So my quest to improve and help revitalize communities has taken me to many places, but most recently in the past year it has taken be to two places that are helping me immensely. First of all, in 2012 I obtained a mentor in community building in Diann Jeppson. This has been extremely valuable in helping me become familiar with the steps necessary to begin a local community organization and be successful. She is mentoring me through the reading of many great classics, currently War and Peace by Leo Tolstoy.
The next thing that was brought into my life a few months later was the LIFE Leadership company, founded by Orrin Woodward and Chris Brady. Now if you know anything about these two individuals, they have gained their financial freedom through the network marketing industry. I know what you might be thinking. I’ve heard most of the objections to network marketing. LIFE Leadership is kind of like a savant of network marketing. It takes all of the things that “don’t work” in the field of network marketing and works on fixing them. Now because network marketing is a business that is all about connecting with people, you are never going to get rid of the human element that has both positives and negatives associated.
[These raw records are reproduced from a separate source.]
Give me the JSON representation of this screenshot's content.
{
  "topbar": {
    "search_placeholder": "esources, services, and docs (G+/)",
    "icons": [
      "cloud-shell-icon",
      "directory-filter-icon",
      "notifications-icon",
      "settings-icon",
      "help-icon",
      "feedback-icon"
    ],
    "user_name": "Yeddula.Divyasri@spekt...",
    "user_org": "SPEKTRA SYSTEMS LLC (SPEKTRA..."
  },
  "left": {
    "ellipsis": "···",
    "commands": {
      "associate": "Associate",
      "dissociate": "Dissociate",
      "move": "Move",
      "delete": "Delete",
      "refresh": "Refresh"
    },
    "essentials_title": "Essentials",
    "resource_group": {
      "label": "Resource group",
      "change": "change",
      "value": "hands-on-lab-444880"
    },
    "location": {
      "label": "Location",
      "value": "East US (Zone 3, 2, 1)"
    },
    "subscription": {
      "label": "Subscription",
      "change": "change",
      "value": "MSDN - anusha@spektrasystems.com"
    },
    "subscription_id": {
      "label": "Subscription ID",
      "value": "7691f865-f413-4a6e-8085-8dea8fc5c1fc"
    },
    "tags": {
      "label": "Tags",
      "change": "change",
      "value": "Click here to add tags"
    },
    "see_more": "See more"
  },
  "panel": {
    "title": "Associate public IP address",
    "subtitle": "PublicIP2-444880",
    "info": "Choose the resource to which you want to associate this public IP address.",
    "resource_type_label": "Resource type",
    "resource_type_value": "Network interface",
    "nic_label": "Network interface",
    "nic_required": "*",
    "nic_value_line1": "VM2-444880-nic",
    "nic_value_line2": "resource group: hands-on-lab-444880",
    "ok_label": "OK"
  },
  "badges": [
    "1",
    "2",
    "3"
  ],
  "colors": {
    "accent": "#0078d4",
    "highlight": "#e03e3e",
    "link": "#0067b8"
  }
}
What I have learned is that if I want to build communities, I need to learn to relate to and lead people. There is no getting around that in order for communities to be revitalized as an essential institution to society, people are going to have to interact with other people. Any time that happens there is a need for leadership to be exercised.
However, as Boris Drubestkoy, in War and Peace realizes as he observes a conversation between a General and a Captain in the army:
At that moment Boris clearly realized what he had before surmised, that in the army, besides the subordination and discipline prescribed in the military code, which he and the others knew in the regiment, there was another, more important, subordination, which made this tight-laced, purple-faced general wait respectfully while Captain Prince Andrew, for his own pleasure, chose to chat with Lieutenant Drubetskoy. More than ever was Boris resolved to serve in future not according to the written code, but under this unwritten law. He felt now that merely by having been recommended to Prince Andrew he had already risen above the general who at the front had the power to annihilate him, a lieutenant of the Guards. Prince Andrew came up to him and took his hand.
(War and Peace, Leo Tolstoy, Book 3, Ch IX, 6th paragraph in the Project Gutenberg EBook)
As I learn from Diann Jeppson and from the excellent Leadership development material and training found in the LIFE Leadership company, I will do my best to document my progress in this blog – mostly so that I can get in the practice of writing and improving there, but also so that others may see my progress and hopefully be inspired to assume leadership in their own lives.